* **Source data**
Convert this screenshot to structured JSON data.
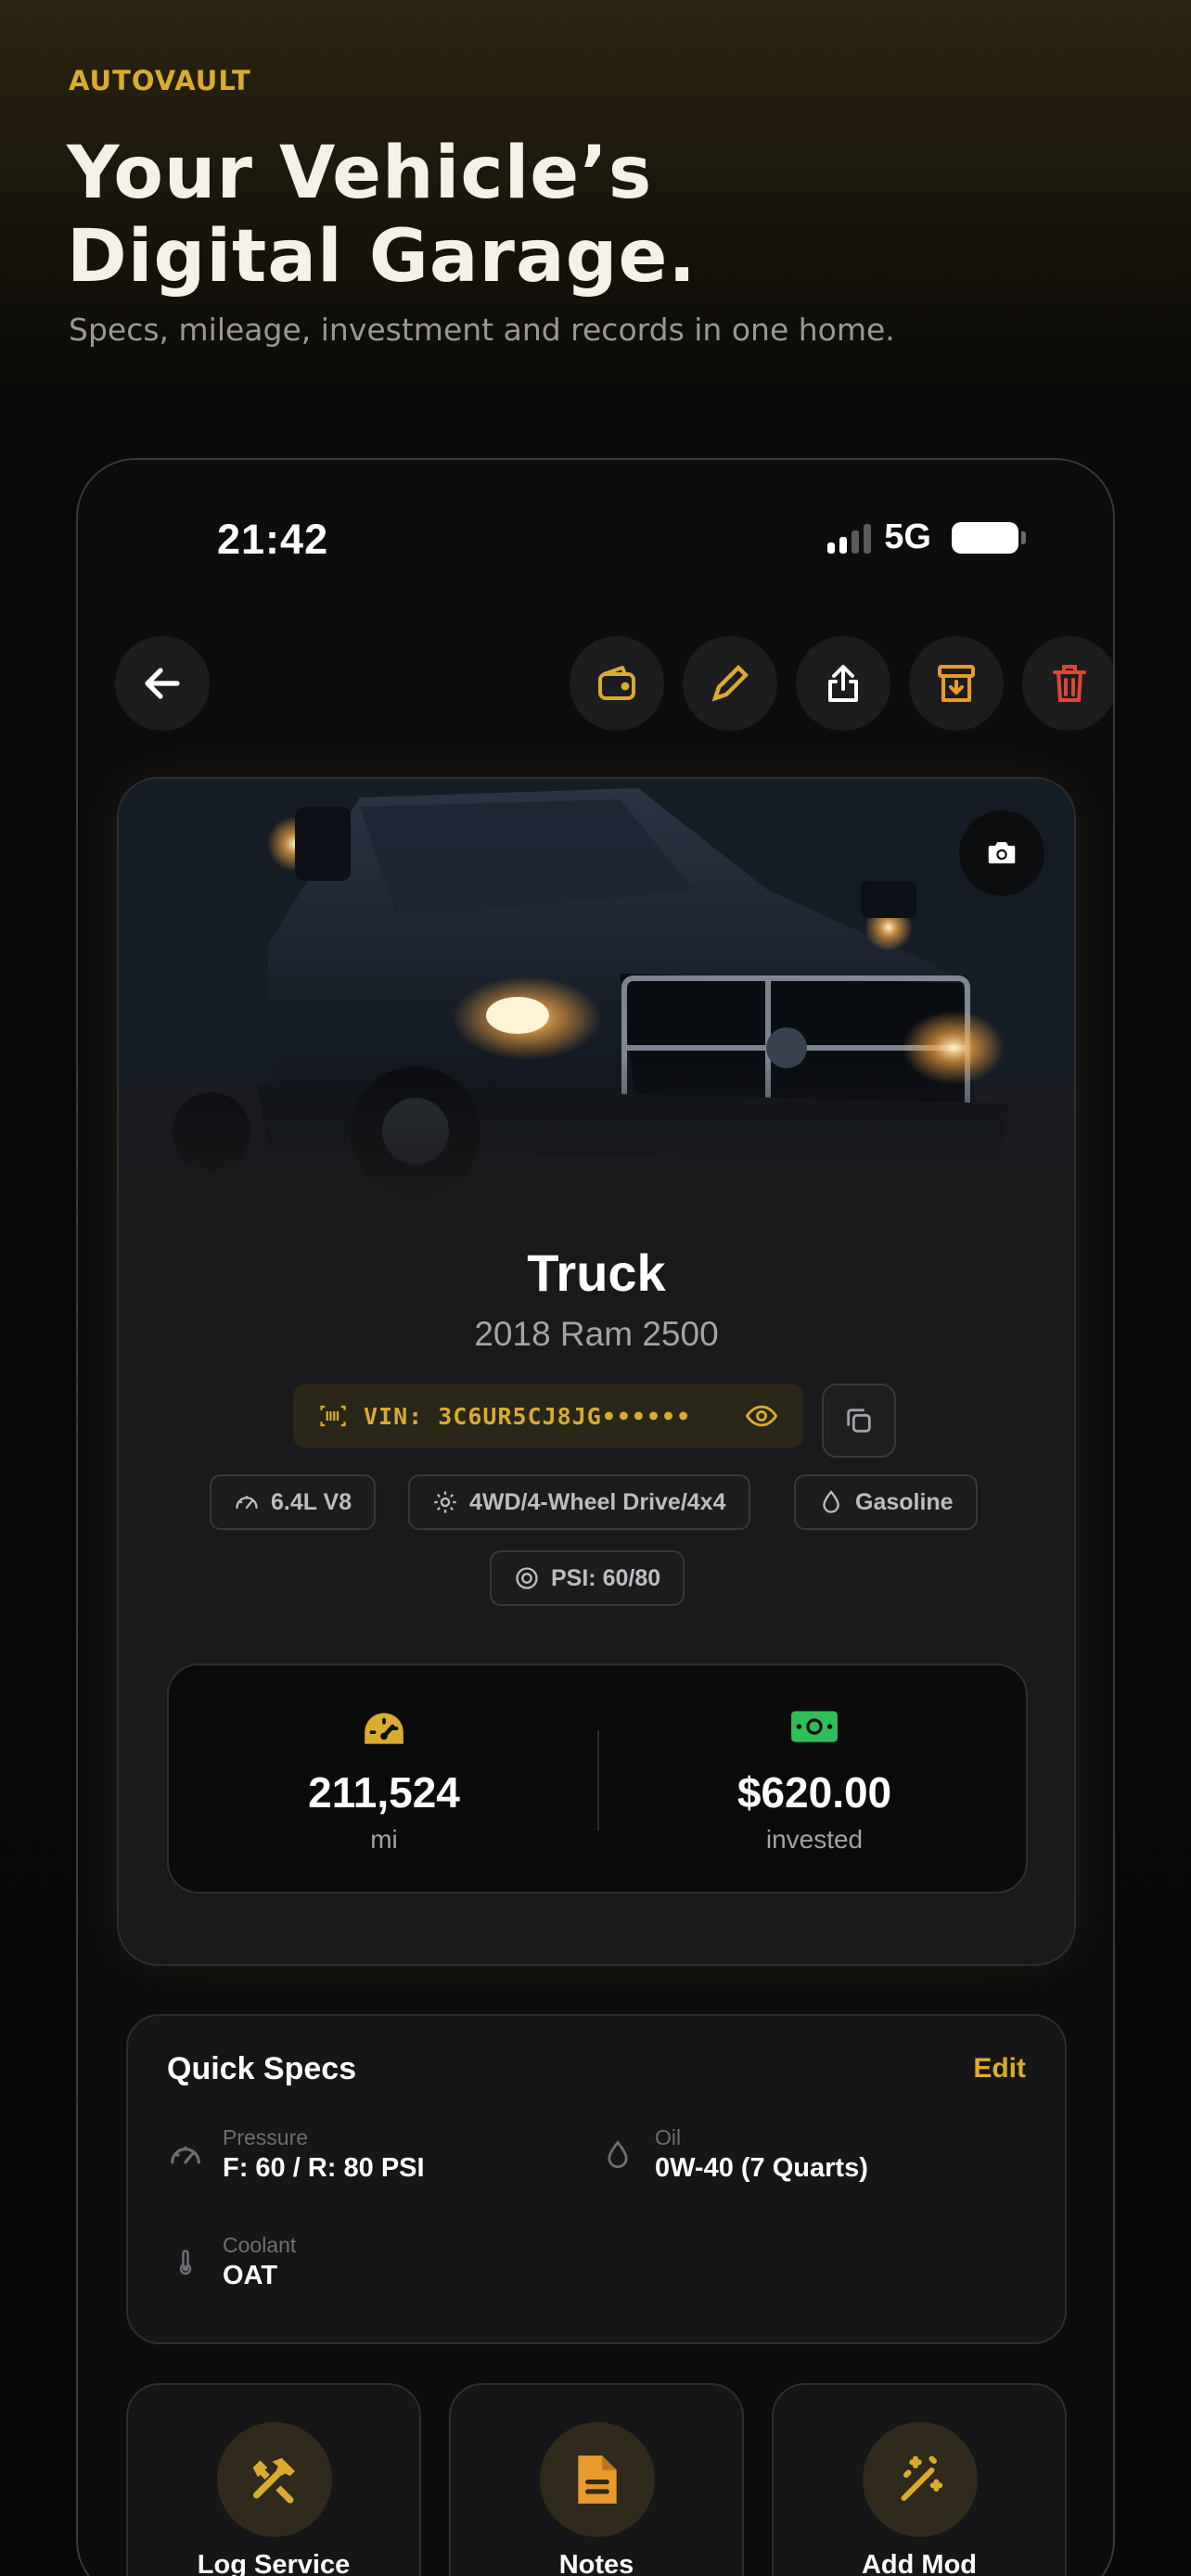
{
  "brand": "AUTOVAULT",
  "headline_line1": "Your Vehicle’s",
  "headline_line2": "Digital Garage.",
  "subline": "Specs, mileage, investment and records in one home.",
  "status": {
    "time": "21:42",
    "network": "5G"
  },
  "toolbar": {
    "back": "back-arrow-icon",
    "actions": [
      "wallet-icon",
      "pencil-icon",
      "share-icon",
      "archive-icon",
      "trash-icon"
    ]
  },
  "vehicle": {
    "name": "Truck",
    "model": "2018 Ram 2500",
    "vin": "VIN: 3C6UR5CJ8JG••••••",
    "chips": {
      "engine": "6.4L V8",
      "drive": "4WD/4-Wheel Drive/4x4",
      "fuel": "Gasoline",
      "psi": "PSI: 60/80"
    },
    "mileage": "211,524",
    "mileage_unit": "mi",
    "invested": "$620.00",
    "invested_label": "invested"
  },
  "quick_specs": {
    "title": "Quick Specs",
    "edit": "Edit",
    "pressure_label": "Pressure",
    "pressure_value": "F: 60 / R: 80 PSI",
    "oil_label": "Oil",
    "oil_value": "0W-40 (7 Quarts)",
    "coolant_label": "Coolant",
    "coolant_value": "OAT"
  },
  "actions": {
    "log_service": "Log Service",
    "notes": "Notes",
    "add_mod": "Add Mod"
  },
  "colors": {
    "accent": "#d9ac2f",
    "danger": "#e0453a",
    "money": "#2fbf5a",
    "background": "#0d0d0e"
  }
}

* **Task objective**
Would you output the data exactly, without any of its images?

* **Response**
Convert this screenshot to structured JSON data.
{
  "brand": "AUTOVAULT",
  "headline_line1": "Your Vehicle’s",
  "headline_line2": "Digital Garage.",
  "subline": "Specs, mileage, investment and records in one home.",
  "status": {
    "time": "21:42",
    "network": "5G"
  },
  "toolbar": {
    "back": "back-arrow-icon",
    "actions": [
      "wallet-icon",
      "pencil-icon",
      "share-icon",
      "archive-icon",
      "trash-icon"
    ]
  },
  "vehicle": {
    "name": "Truck",
    "model": "2018 Ram 2500",
    "vin": "VIN: 3C6UR5CJ8JG••••••",
    "chips": {
      "engine": "6.4L V8",
      "drive": "4WD/4-Wheel Drive/4x4",
      "fuel": "Gasoline",
      "psi": "PSI: 60/80"
    },
    "mileage": "211,524",
    "mileage_unit": "mi",
    "invested": "$620.00",
    "invested_label": "invested"
  },
  "quick_specs": {
    "title": "Quick Specs",
    "edit": "Edit",
    "pressure_label": "Pressure",
    "pressure_value": "F: 60 / R: 80 PSI",
    "oil_label": "Oil",
    "oil_value": "0W-40 (7 Quarts)",
    "coolant_label": "Coolant",
    "coolant_value": "OAT"
  },
  "actions": {
    "log_service": "Log Service",
    "notes": "Notes",
    "add_mod": "Add Mod"
  },
  "colors": {
    "accent": "#d9ac2f",
    "danger": "#e0453a",
    "money": "#2fbf5a",
    "background": "#0d0d0e"
  }
}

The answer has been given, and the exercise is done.